The increase in tourists has seen severe congestion on the roads in the small village, and the growing popularity of the area has meant some people stray too far from the hillside and onto the railway to snap the perfect shot.

To improve views, the severely eroded 1.4km walkway that crosses the hillside between the railway station and the viaduct is being upgraded to provide easier access to several new viewing areas, with a number of informative panels and special signage introduced to raise awareness of railway safety issues.

Tree clearance work has also been undertaken by the Glenfinnan Station Museum, working with Friends of the West Highland Lines, Glenfinnan Estate and Network Rail.

The project - a working partnership of ScotRail, the West Highland Community Rail Partnership (WHCRP), Glenfinnan Station Museum, Glenfinnan Estate, Network Rail and Transport Scotland – is intended to increase the proportion of visitors arriving by public transport by improving the facilities available to them, and is due to complete by the end of February.

Once complete, the walkway will provide scenic views of the Glenfinnan Viaduct, the National Trust for Scotland’s Jacobite Monument and the surrounding Loch Shiel Special Protection Area.

ScotRail Project Manager Anouska Chisolm said:

“The new footpath and viewing areas at the Glenfinnan Viaduct will be fantastic for tourism in the area and we hope it will encourage more visitors to travel here by rail instead of car.

“It’s important that we continue to work with our key partners on how we can boost tourism and bring wider economic benefits, along Scotland’s most scenic railways.”

Secretary of the WHCRP Hege Hernæs said:

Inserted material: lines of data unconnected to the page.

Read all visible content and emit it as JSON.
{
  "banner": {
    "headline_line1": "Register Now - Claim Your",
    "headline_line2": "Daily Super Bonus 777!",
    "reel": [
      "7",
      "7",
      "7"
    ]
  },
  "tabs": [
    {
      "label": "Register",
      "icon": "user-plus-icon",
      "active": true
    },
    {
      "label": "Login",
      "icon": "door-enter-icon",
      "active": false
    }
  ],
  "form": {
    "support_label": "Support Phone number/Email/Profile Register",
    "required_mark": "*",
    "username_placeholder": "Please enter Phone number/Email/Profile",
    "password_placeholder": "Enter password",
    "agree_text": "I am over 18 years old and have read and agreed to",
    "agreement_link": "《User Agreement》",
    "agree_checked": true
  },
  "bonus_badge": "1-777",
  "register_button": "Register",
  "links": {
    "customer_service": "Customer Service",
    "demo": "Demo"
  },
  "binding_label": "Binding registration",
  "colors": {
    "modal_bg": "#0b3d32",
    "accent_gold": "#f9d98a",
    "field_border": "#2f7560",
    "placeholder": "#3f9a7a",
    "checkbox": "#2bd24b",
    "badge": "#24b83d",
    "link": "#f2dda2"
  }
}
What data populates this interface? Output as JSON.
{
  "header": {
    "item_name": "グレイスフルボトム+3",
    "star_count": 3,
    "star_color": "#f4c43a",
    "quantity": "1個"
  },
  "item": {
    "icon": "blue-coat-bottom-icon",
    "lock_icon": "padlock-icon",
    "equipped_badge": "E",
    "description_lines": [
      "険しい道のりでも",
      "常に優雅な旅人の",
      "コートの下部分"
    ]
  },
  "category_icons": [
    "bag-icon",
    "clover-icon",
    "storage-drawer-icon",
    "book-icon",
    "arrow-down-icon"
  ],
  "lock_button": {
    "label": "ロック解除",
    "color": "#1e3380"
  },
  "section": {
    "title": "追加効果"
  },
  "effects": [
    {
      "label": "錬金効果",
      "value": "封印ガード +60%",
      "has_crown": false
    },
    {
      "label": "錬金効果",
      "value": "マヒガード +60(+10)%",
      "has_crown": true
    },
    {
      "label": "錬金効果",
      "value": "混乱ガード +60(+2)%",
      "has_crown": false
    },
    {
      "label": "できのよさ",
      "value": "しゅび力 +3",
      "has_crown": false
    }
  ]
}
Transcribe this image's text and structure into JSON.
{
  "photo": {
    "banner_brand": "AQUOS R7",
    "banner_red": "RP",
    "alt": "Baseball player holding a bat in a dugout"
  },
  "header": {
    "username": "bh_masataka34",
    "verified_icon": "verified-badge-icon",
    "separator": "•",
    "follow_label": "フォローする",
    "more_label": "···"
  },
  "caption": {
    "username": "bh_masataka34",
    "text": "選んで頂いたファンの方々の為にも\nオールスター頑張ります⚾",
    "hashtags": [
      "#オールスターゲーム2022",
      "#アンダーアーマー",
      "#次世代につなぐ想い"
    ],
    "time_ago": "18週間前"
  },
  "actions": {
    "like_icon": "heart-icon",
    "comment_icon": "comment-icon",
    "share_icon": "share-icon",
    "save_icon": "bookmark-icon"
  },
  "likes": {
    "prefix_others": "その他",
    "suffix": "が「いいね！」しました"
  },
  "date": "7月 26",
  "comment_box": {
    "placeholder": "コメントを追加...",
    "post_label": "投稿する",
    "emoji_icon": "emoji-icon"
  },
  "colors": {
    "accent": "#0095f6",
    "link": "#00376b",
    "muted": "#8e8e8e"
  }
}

“We are delighted that the rail industries are prioritising this work, which enhances sustainable tourism.

“We hope that ScotRail will now capitalise on the investment by marketing and further improving Glenfinnan’s train service.

“We need to promote the best possible Viaduct Experience: cross the viaduct by train, then view it from a hillside vantage point – taking away the hassle of finding a parking space first.”


The Glenfinnan Viaduct Trail – a hillside footpath from Glenfinnan Station to the Viaduct

With permission of landowner Glenfinnan Estate, the 1.4 km Viaduct Trail was originally constructed by Glenfinnan Station Museum in 2012 to improve visitor access to the Grade A listed structure built by ‘Concrete Bob McAlpine’ in 1901. Support came from the Heritage Lottery Fund and Highlands and Islands Enterprise. Over the years, significant numbers of voluntary hours have been poured into maintaining the path, but the volunteers have been fighting a losing battle against the wear caused by the ever-growing footfall.

West Highland Community Rail Partnership (WHCRP)

Like other CRPs in Scotland, the WHCRP is a voluntary organisation working with the rail industries on community projects designed to improve railway safety, accessibility, awareness, appreciation and usage. The WHCRP covers the West Highland Line between Crianlarich and Mallaig.